Governance of the transition is as important as the new application’s functionality. Formalize a governance strategy and identify the key stakeholders who will make or approve policy changes.
A successful application migration can drive greater organizational change and lead to overall physician, staff, and patient satisfaction. Strong governance positions the practice to:
- Continue to meet regulatory guidelines
- Continue to meet quality standards
- Achieve faster adoption and usage rates
- Improve operational efficiency
Practice groups continue to differ in specialty, services provided, practice structure, population served, practice size, and physical location. Support must be customized and delivered to each practice with consideration for the differentiating elements.
Who is responsible for leading your clinical and revenue cycle workflow discussions?
Consider resources with deep knowledge who add perspective to the process as these specific questions are answered.
- Will new technology enhance workflows and aid your efforts to provide quality patient care?
- Will the new practice management system have similar or new limitations?
- How will the transition impact your clinical and office support staff?
- How will the costs associated with new implementation impact your practice budget?
- What effects will MIPS/ MACRA have on the practice?
- How will compliance and reporting structures change?
- Does the sourced vendor meet your practice needs?
- What are the advantages/ disadvantages to internal vs. remote or cloud storage?
Early engagement of strong project leadership ensures there is a detailed plan and each step aligns with your leadership and practice goals. Effective communication, careful review of current/ future state, planning, execution, and ongoing project monitoring requires expertise.
Use a systematic approach when managing:
- Data conversion
- Integrated Testing
- Go Live
- Post Live
Failure to comply with this recommendation may cause your practice to incur additional project costs. Implementing a new system for your practice is an investment and once your new system is in place, operational excellence and increased ROI are achievable.
Have you identified who will lead your implementation?
5. Lessons Learned
Due to the complex nature of a system transition, leveraging proven methodologies adds value to the process. Lessons learned from larger, inpatient entities can be scaled to meet individual practice needs. Understanding project management, communication, and risk identification allows for better planning, measurement of value achieved, and project success.
What lessons have your team members learned from other system implementations?
How can your practice plan for issues with diagnostic or device interfaces, chart abstraction, or choosing an effective training methodology?
Where are you in the process?

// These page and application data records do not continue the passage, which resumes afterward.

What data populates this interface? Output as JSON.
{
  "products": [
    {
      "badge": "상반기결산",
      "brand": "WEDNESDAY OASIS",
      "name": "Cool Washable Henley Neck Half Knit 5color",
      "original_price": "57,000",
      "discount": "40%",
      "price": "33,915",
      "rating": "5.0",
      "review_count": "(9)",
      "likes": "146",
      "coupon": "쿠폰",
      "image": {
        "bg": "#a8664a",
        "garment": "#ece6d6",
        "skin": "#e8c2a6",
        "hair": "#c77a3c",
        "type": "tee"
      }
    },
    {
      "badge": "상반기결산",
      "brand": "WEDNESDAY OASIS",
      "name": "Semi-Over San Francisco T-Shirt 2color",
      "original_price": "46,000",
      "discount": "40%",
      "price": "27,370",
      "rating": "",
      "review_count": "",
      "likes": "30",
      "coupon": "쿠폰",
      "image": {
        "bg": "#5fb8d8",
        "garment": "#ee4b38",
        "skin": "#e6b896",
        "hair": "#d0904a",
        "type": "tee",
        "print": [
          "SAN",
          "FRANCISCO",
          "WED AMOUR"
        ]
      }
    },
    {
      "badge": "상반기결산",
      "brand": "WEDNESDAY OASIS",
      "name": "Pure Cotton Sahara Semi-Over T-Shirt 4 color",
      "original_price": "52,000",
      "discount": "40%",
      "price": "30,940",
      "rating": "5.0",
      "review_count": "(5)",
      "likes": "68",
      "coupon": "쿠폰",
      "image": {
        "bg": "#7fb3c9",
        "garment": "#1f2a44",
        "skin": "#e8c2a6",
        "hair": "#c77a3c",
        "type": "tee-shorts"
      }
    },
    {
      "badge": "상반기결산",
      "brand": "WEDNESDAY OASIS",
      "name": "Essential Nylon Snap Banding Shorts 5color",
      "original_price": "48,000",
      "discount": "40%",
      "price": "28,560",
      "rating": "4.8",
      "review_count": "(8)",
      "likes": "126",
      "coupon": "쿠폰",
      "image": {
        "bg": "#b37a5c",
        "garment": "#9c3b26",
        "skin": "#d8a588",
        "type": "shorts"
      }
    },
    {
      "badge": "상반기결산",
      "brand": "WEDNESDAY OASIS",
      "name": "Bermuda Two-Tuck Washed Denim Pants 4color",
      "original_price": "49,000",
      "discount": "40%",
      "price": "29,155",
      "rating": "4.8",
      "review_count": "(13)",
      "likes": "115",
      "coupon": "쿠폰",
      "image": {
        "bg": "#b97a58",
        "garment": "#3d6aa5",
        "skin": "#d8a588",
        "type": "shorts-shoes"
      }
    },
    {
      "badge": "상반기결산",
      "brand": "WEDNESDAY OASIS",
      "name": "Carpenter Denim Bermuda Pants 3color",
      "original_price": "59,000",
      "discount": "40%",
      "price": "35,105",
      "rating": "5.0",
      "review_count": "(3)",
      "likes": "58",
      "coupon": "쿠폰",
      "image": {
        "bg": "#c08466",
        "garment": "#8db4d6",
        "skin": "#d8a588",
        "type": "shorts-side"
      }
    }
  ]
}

Have you thoroughly considered?
- Search & Selection
- Data Warehousing
- New Implementation
- Application or Legacy Support
- Post Sunset Support